It takes a particular type of criminal to set up a successful staging. Sometimes the forensic psychologist can help with a profile of a suspect. A man who kills his wife in a fit of jealousy, for instance, and then tries to make it look like a burglary can give himself away unless he is calculating and careful. Crimes of passion often involve excessive violence, like multiple stabbings or gunshots. Most burglars are opportunists and will kill only if they panic. Such murders will generally not be as violent as those where anger against the victim is the motive. When a victim has died in a violent manner and it looks as if the motive is burglary, the investigator always considers the possibility that staging has taken place.
see also Criminal profiling; Crime scene reconstruction.
"Crime Scene Staging." World of Forensic Science. . Encyclopedia.com. (November 4, 2018). https://www.encyclopedia.com/science/encyclopedias-almanacs-transcripts-and-maps/crime-scene-staging
"Crime Scene Staging." World of Forensic Science. . Retrieved November 04, 2018 from Encyclopedia.com: https://www.encyclopedia.com/science/encyclopedias-almanacs-transcripts-and-maps/crime-scene-staging
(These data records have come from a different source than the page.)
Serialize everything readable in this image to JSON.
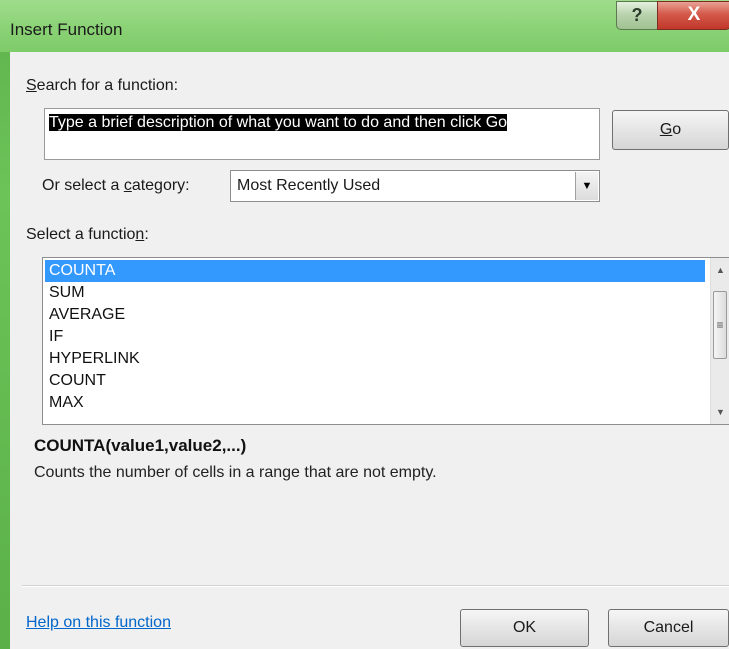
{
  "window": {
    "title": "Insert Function",
    "help_glyph": "?",
    "close_glyph": "X"
  },
  "search": {
    "label_mnemonic": "S",
    "label_rest": "earch for a function:",
    "value": "Type a brief description of what you want to do and then click Go",
    "go_mnemonic": "G",
    "go_rest": "o"
  },
  "category": {
    "label_pre": "Or select a ",
    "label_mnemonic": "c",
    "label_post": "ategory:",
    "selected": "Most Recently Used",
    "arrow_icon": "dropdown-arrow-icon"
  },
  "functions": {
    "label_pre": "Select a functio",
    "label_mnemonic": "n",
    "label_post": ":",
    "items": [
      {
        "label": "COUNTA",
        "selected": true
      },
      {
        "label": "SUM"
      },
      {
        "label": "AVERAGE"
      },
      {
        "label": "IF"
      },
      {
        "label": "HYPERLINK"
      },
      {
        "label": "COUNT"
      },
      {
        "label": "MAX"
      }
    ]
  },
  "details": {
    "signature": "COUNTA(value1,value2,...)",
    "description": "Counts the number of cells in a range that are not empty."
  },
  "footer": {
    "help_link": "Help on this function",
    "ok_label": "OK",
    "cancel_label": "Cancel"
  },
  "colors": {
    "frame": "#6cc458",
    "selection": "#3399ff",
    "link": "#0066cc",
    "close": "#c1372a"
  }
}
Encyclopedia.com gives you the ability to cite reference entries and articles according to common styles from the Modern Language Association (MLA), The Chicago Manual of Style, and the American Psychological Association (APA).
Within the “Cite this article” tool, pick a style to see how all available information looks when formatted according to that style. Then, copy and paste the text into your bibliography or works cited list.
Because each style has its own formatting nuances that evolve over time and not all information is available for every reference entry or article, Encyclopedia.com cannot guarantee each citation it generates. Therefore, it’s best to use Encyclopedia.com citations as a starting point before checking the style against your school or publication’s requirements and the most-recent information available at these sites:
Modern Language Association
The Chicago Manual of Style
American Psychological Association
- Most online reference entries and articles do not have page numbers. Therefore, that information is unavailable for most Encyclopedia.com content. However, the date of retrieval is often important. Refer to each style’s convention regarding the best way to format page numbers and retrieval dates.
- In addition to the MLA, Chicago, and APA styles, your school, university, publication, or institution may have its own requirements for citations. Therefore, be sure to refer to those guidelines when editing your bibliography or works cited list.